Cayman Islands Premier Alden McLaughlin promised a “two-pronged approach” to resolve the territory’s problems with local unemployment Thursday afternoon during his first address to the Chamber of Commerce’s annual legislative luncheon.
Revisions to the Immigration Law, set to go before the Legislative Assembly next month, are part of that plan. However, the premier cautioned that they were not in themselves employment legislation.
“I urge you as employers to participate in programs … to find Caymanians to fill the vacancies you may have in your businesses,” Mr. McLaughlin told an audience of hundreds at The Ritz-Carlton, Grand Cayman. “If you can give the government the commitment to each employ at least one new Caymanian over the next six to nine months, this would go a long way to reducing unemployment.”
One opportunity looming to assist in getting an estimated 1,900 unemployed Caymanians into suitable jobs is the pending Dec. 9 deadline, where more than 1,500 Term Limit Exemption Permit holders will either have to apply for new work permits or depart.
Mr. McLaughlin said that deadline would help re-employ some Caymanians, but admitted that local citizens were not likely to apply for a number of the positions available.
“Over 900 are jobs as domestics, gardeners or caregivers … which Caymanians have generally expressed little interest in filling,” the premier said.
Just prior to Mr. McLaughlin’s address to the Chamber on Thursday, the board of the Cayman Islands Tourism Association sent out an “urgent” communication to its members, asking them to place work permit jobs coming up for renewal on a website for Caymanian job placement that CITA had created.
According to the two-page letter: “If we don’t do this, or if we are too slow or ineffective in getting real unemployed people into real jobs, our industry can expect to face further increasing pressure, rising criticism, greater difficulties and more refusals in applications for work permits and work permit renewals – even for those jobs that we feel certain there are absolutely no Caymanians available to fill or develop into that role.”

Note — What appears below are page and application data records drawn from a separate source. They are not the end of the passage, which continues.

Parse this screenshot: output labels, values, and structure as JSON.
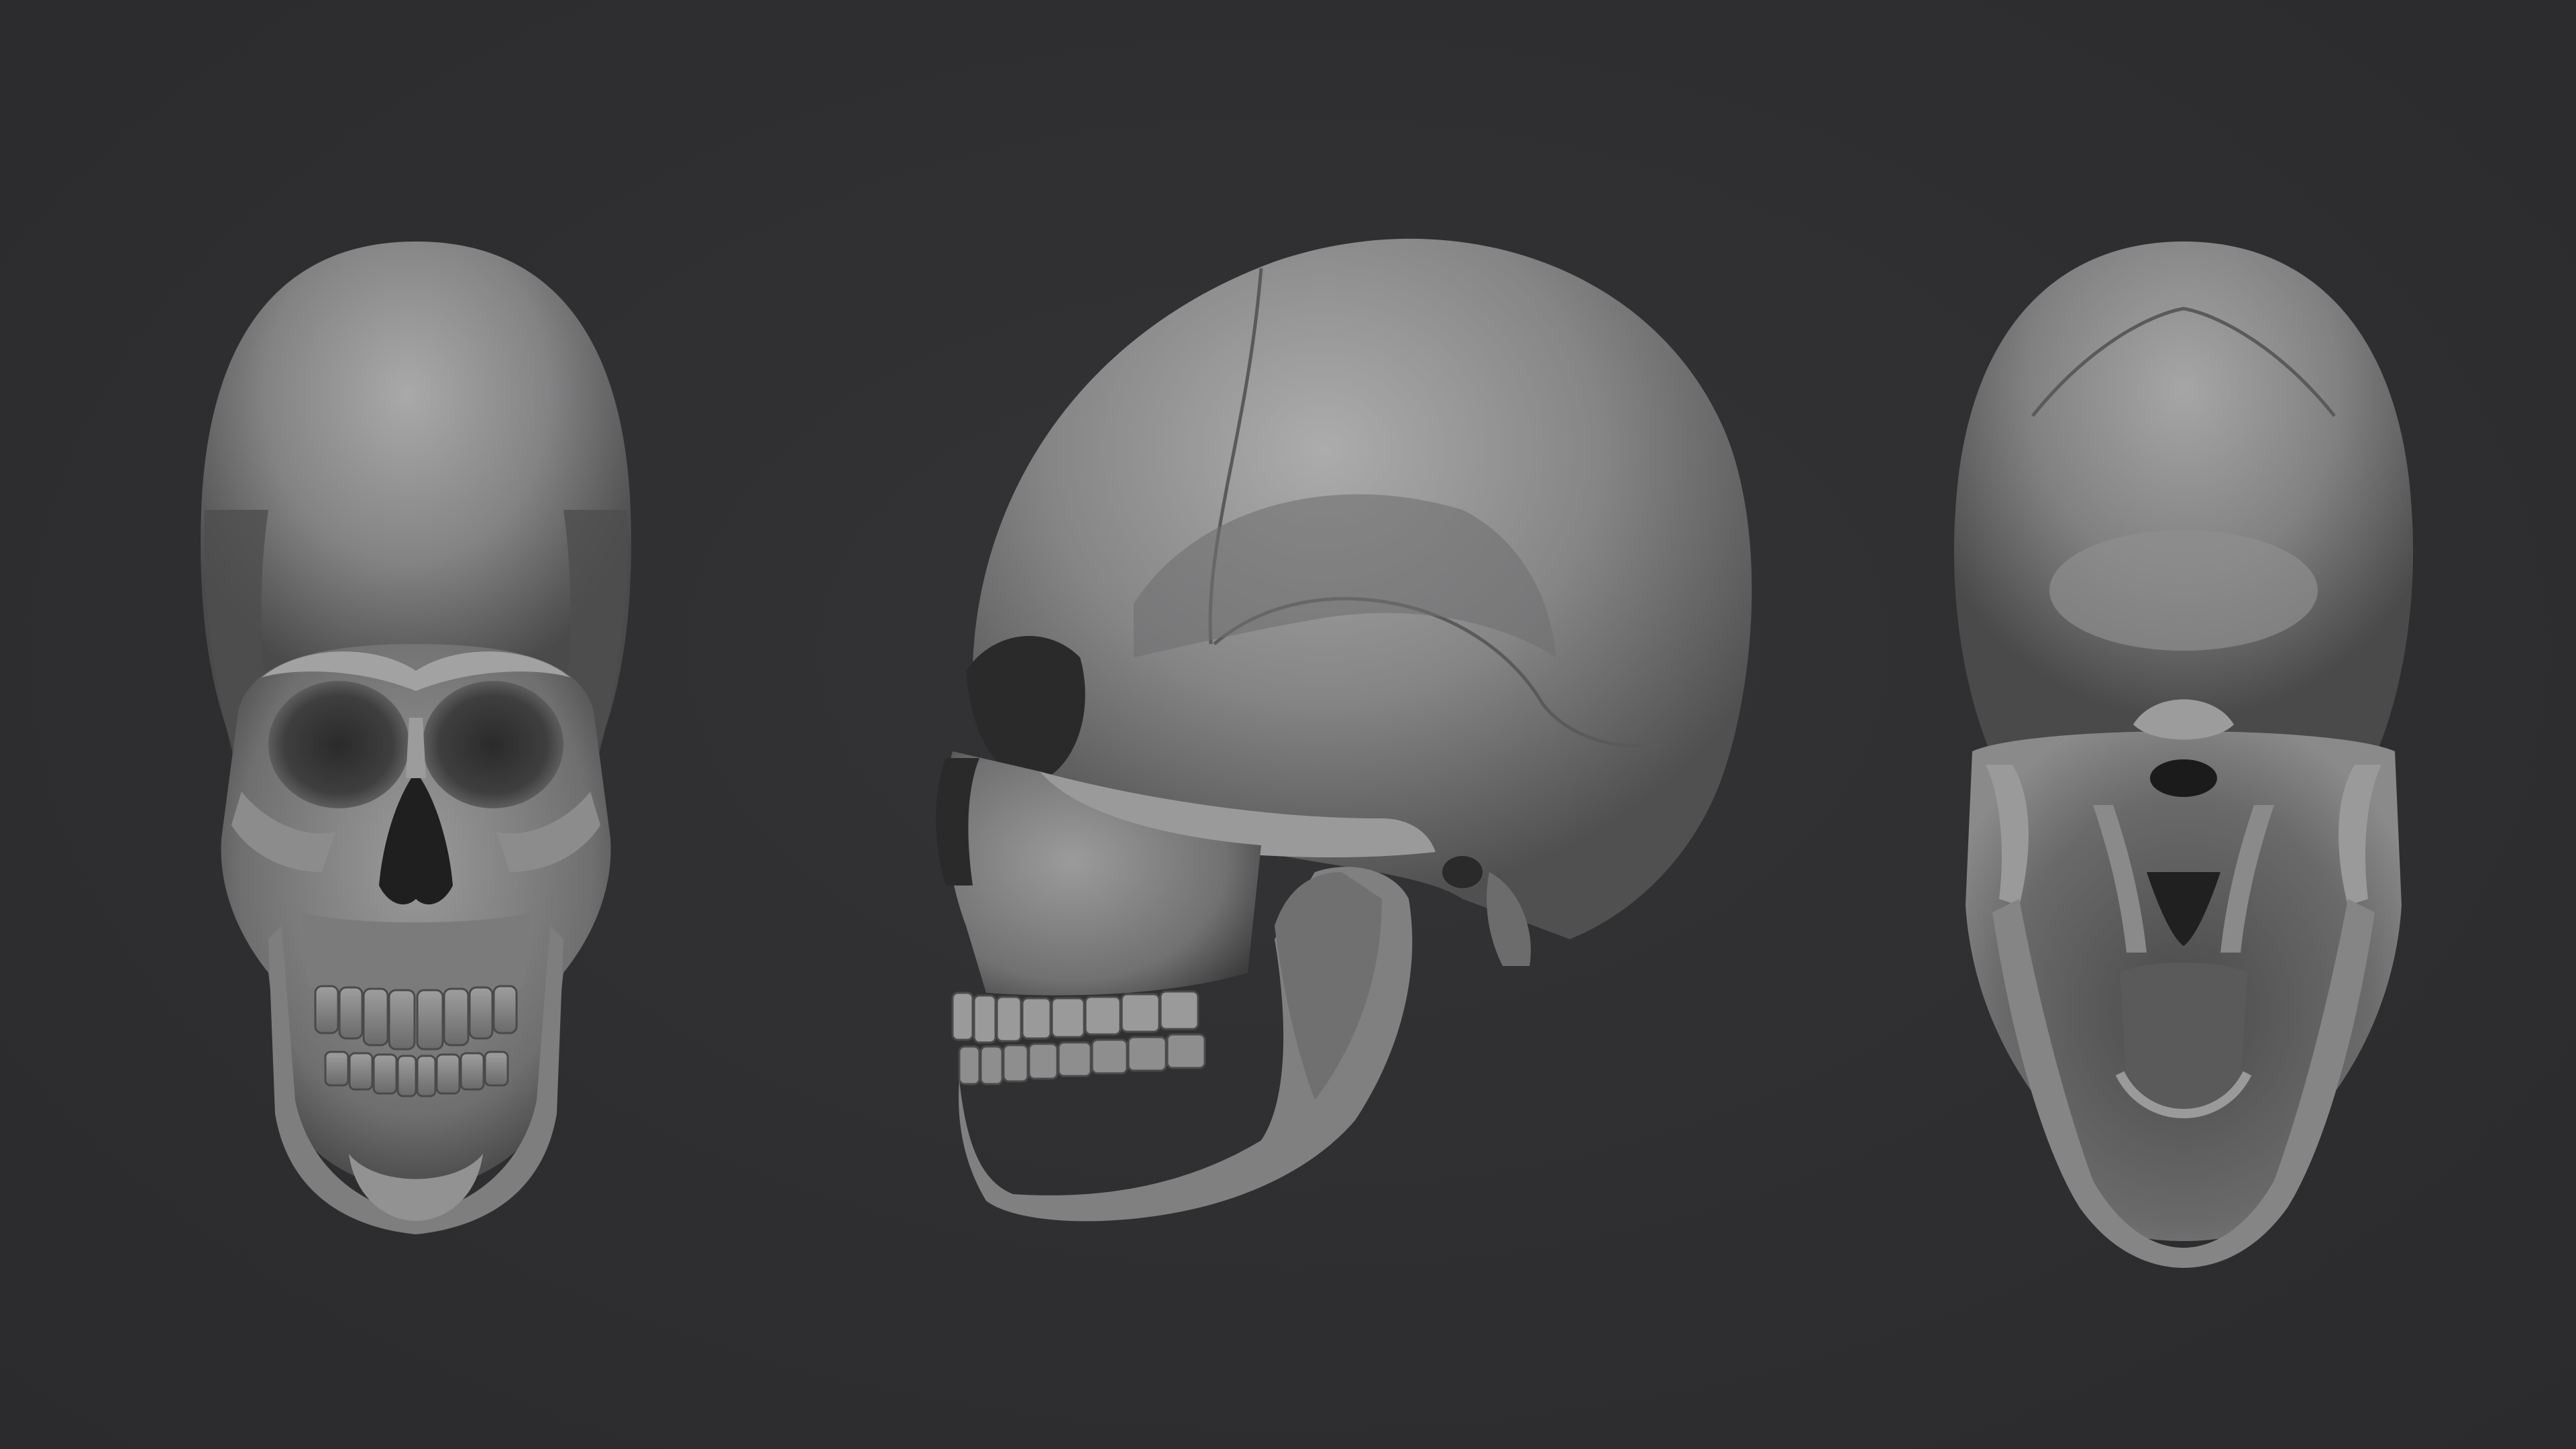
{
  "scene": {
    "background_color": "#2f2f31",
    "bone_base_color": "#8a8a8a",
    "bone_highlight_color": "#b4b4b4",
    "bone_shadow_color": "#3a3a3b",
    "cavity_color": "#1e1e1f"
  },
  "views": [
    {
      "name": "front-view",
      "depicts": "skull-anterior"
    },
    {
      "name": "side-view",
      "depicts": "skull-lateral"
    },
    {
      "name": "base-view",
      "depicts": "skull-inferior"
    }
  ]
}
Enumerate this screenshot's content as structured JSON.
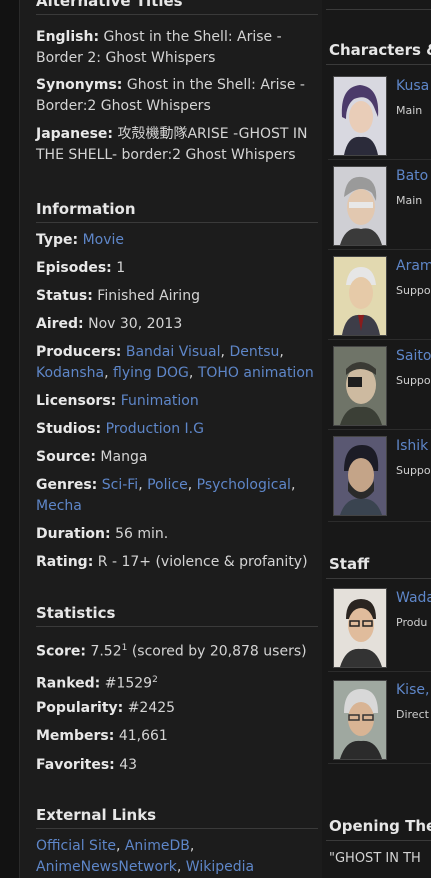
{
  "alt_titles": {
    "heading": "Alternative Titles",
    "english_label": "English:",
    "english_value": "Ghost in the Shell: Arise - Border 2: Ghost Whispers",
    "synonyms_label": "Synonyms:",
    "synonyms_value": "Ghost in the Shell: Arise - Border:2 Ghost Whispers",
    "japanese_label": "Japanese:",
    "japanese_value": "攻殻機動隊ARISE -GHOST IN THE SHELL- border:2 Ghost Whispers"
  },
  "information": {
    "heading": "Information",
    "type_label": "Type:",
    "type_value": "Movie",
    "episodes_label": "Episodes:",
    "episodes_value": "1",
    "status_label": "Status:",
    "status_value": "Finished Airing",
    "aired_label": "Aired:",
    "aired_value": "Nov 30, 2013",
    "producers_label": "Producers:",
    "producers": [
      "Bandai Visual",
      "Dentsu",
      "Kodansha",
      "flying DOG",
      "TOHO animation"
    ],
    "licensors_label": "Licensors:",
    "licensors_value": "Funimation",
    "studios_label": "Studios:",
    "studios_value": "Production I.G",
    "source_label": "Source:",
    "source_value": "Manga",
    "genres_label": "Genres:",
    "genres": [
      "Sci-Fi",
      "Police",
      "Psychological",
      "Mecha"
    ],
    "duration_label": "Duration:",
    "duration_value": "56 min.",
    "rating_label": "Rating:",
    "rating_value": "R - 17+ (violence & profanity)"
  },
  "statistics": {
    "heading": "Statistics",
    "score_label": "Score:",
    "score_value": "7.52",
    "score_sup": "1",
    "score_note": "(scored by 20,878 users)",
    "ranked_label": "Ranked:",
    "ranked_value": "#1529",
    "ranked_sup": "2",
    "popularity_label": "Popularity:",
    "popularity_value": "#2425",
    "members_label": "Members:",
    "members_value": "41,661",
    "favorites_label": "Favorites:",
    "favorites_value": "43"
  },
  "external_links": {
    "heading": "External Links",
    "links": [
      "Official Site",
      "AnimeDB",
      "AnimeNewsNetwork",
      "Wikipedia"
    ]
  },
  "characters": {
    "heading": "Characters &",
    "items": [
      {
        "name": "Kusa",
        "role": "Main"
      },
      {
        "name": "Bato",
        "role": "Main"
      },
      {
        "name": "Aram",
        "role": "Suppo"
      },
      {
        "name": "Saito",
        "role": "Suppo"
      },
      {
        "name": "Ishik",
        "role": "Suppo"
      }
    ]
  },
  "staff": {
    "heading": "Staff",
    "items": [
      {
        "name": "Wada",
        "role": "Produ"
      },
      {
        "name": "Kise,",
        "role": "Direct"
      }
    ]
  },
  "opening": {
    "heading": "Opening The",
    "text": "\"GHOST IN TH"
  },
  "colors": {
    "link": "#5e86c8",
    "background": "#1c1c1c"
  }
}
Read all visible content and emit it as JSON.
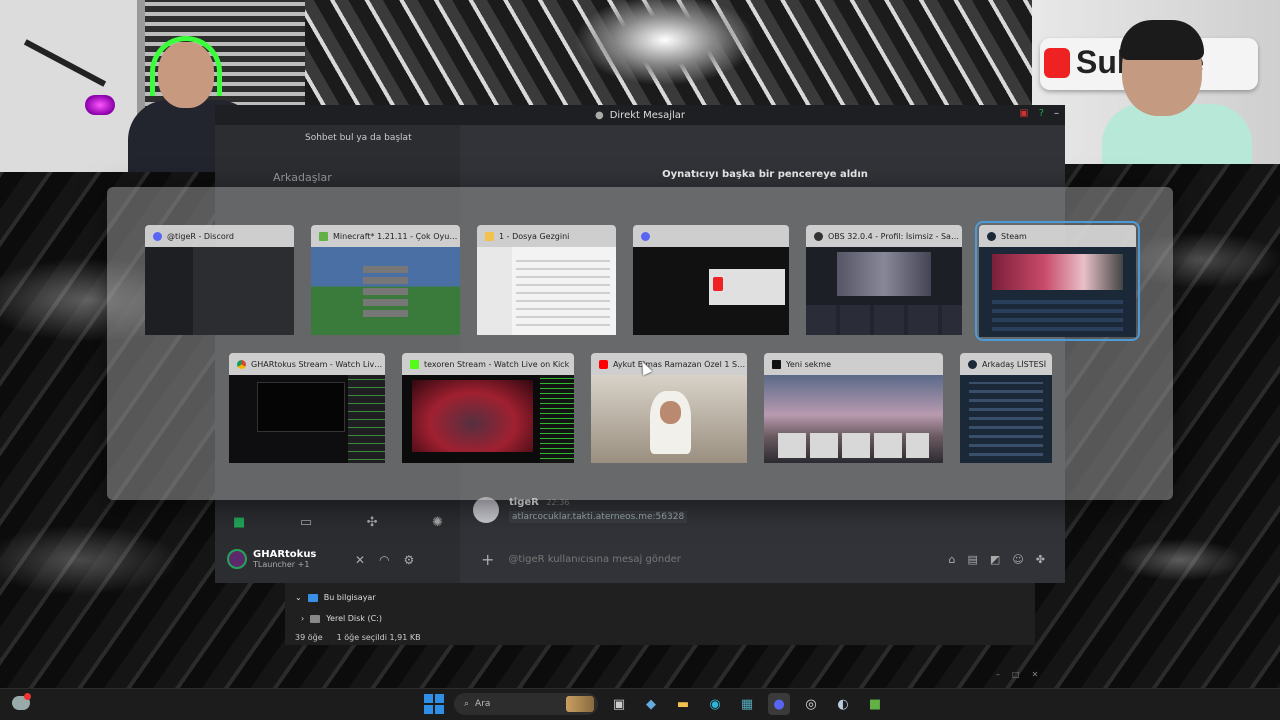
{
  "webcam_right": {
    "banner_text": "Sub  ribe"
  },
  "discord": {
    "title": "Direkt Mesajlar",
    "search_placeholder": "Sohbet bul ya da başlat",
    "friends_label": "Arkadaşlar",
    "popout_notice": "Oynatıcıyı başka bir pencereye aldın",
    "message": {
      "author": "tigeR",
      "time": "22:36",
      "text": "atlarcocuklar.takti.aterneos.me:56328"
    },
    "composer_placeholder": "@tigeR kullanıcısına mesaj gönder",
    "user": {
      "name": "GHARtokus",
      "status": "TLauncher +1"
    }
  },
  "explorer": {
    "tree_items": [
      "Bu bilgisayar",
      "Yerel Disk (C:)"
    ],
    "item_count": "39 öğe",
    "selection": "1 öğe seçildi  1,91 KB"
  },
  "switcher": {
    "row1": [
      {
        "title": "@tigeR - Discord",
        "icon_color": "#5865f2"
      },
      {
        "title": "Minecraft* 1.21.11 - Çok Oyuncu...",
        "icon_color": "#62b145"
      },
      {
        "title": "1 - Dosya Gezgini",
        "icon_color": "#f2c14e"
      },
      {
        "title": "",
        "icon_color": "#5865f2"
      },
      {
        "title": "OBS 32.0.4 - Profil: İsimsiz - Sahn...",
        "icon_color": "#333333"
      },
      {
        "title": "Steam",
        "icon_color": "#1b2838"
      }
    ],
    "row2": [
      {
        "title": "GHARtokus Stream - Watch Live...",
        "icon_color": "#4285f4"
      },
      {
        "title": "texoren Stream - Watch Live on Kick",
        "icon_color": "#53fc18"
      },
      {
        "title": "Aykut Elmas Ramazan Özel 1 Saa...",
        "icon_color": "#ff0000"
      },
      {
        "title": "Yeni sekme",
        "icon_color": "#111111"
      },
      {
        "title": "Arkadaş LİSTESİ",
        "icon_color": "#1b2838"
      }
    ]
  },
  "taskbar": {
    "search_placeholder": "Ara"
  }
}
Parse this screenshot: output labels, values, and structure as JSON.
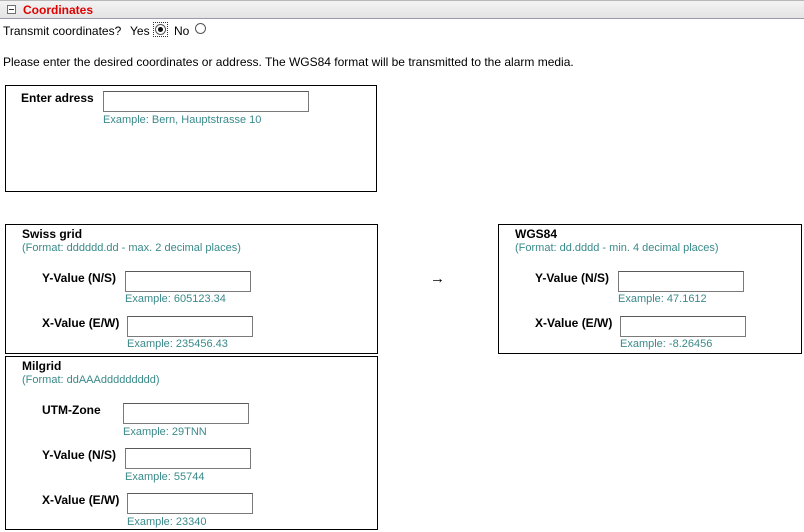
{
  "header": {
    "title": "Coordinates"
  },
  "transmit": {
    "label": "Transmit coordinates?",
    "yes_label": "Yes",
    "no_label": "No",
    "selected": "yes"
  },
  "instructions": "Please enter the desired coordinates or address. The WGS84 format will be transmitted to the alarm media.",
  "address": {
    "title": "Enter adress",
    "value": "",
    "example": "Example: Bern, Hauptstrasse 10"
  },
  "swiss_grid": {
    "title": "Swiss grid",
    "format": "(Format: dddddd.dd - max. 2 decimal places)",
    "y_label": "Y-Value (N/S)",
    "y_value": "",
    "y_example": "Example: 605123.34",
    "x_label": "X-Value (E/W)",
    "x_value": "",
    "x_example": "Example: 235456.43"
  },
  "arrow": "→",
  "wgs84": {
    "title": "WGS84",
    "format": "(Format: dd.dddd - min. 4 decimal places)",
    "y_label": "Y-Value (N/S)",
    "y_value": "",
    "y_example": "Example: 47.1612",
    "x_label": "X-Value (E/W)",
    "x_value": "",
    "x_example": "Example: -8.26456"
  },
  "milgrid": {
    "title": "Milgrid",
    "format": "(Format: ddAAAddddddddd)",
    "zone_label": "UTM-Zone",
    "zone_value": "",
    "zone_example": "Example: 29TNN",
    "y_label": "Y-Value (N/S)",
    "y_value": "",
    "y_example": "Example: 55744",
    "x_label": "X-Value (E/W)",
    "x_value": "",
    "x_example": "Example: 23340"
  }
}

Premier McLaughlin, while appreciating the sentiment expressed in the letter, said the government was not threatening any local companies with being put out of business. He noted that the new immigration bill makes it a criminal offense for companies that do not disclose the fact that a Caymanian or permanent resident had applied for a work permit holder’s position.
Outgoing Chamber President Chris Duggan struck quite a different tone in addressing the audience at the Ritz-Carlton prior to introducing Premier McLaughlin.
“All businesses should be allowed to obtain the required labor that they need,” Mr. Duggan said. “We must not prevent employers from obtaining foreign workers [for jobs where no qualified Caymanian has applied].
“[Cayman’s] population has to grow and it will grow. Putting up roadblocks to hinder development in growth is not the answer.”
Premier McLaughlin pointed to several new initiatives, largely being driven by the private sector, which he expected to increase economic development in the coming years.
Plans to build a new cruise ship berthing facility in George Town and expand Owen Roberts International Airport would be presented to Cabinet next month, he said. In addition, plans for developing new hotels, including a Kimpton along Seven Mile Beach, a Conrad Hilton in Beach Bay and a hotel near the site of the Health City Cayman Islands development were proceeding at pace.
Mr. McLaughlin said Cayman Enterprise City’s special economic zone was also “beginning to live up to its potential,” with more than 80 companies now registered.
He said talks were continuing with the Dart group of companies to “rebalance” some of the aspects for the ForCayman Investment Alliance that had been agreed by the previous United Democratic Party government. The government had no firm plans for what would occur with the George Town landfill site.
He said the upcoming government budget would only include one new tax, the introduction of company directors fees similar to a proposal made – but not implemented – by the previous United Democratic Party government. Mr. McLaughlin did not provide any more specifics at the luncheon.
The government’s new full-year budget is expected to be presented to the Legislative Assembly by next Friday, Oct. 4.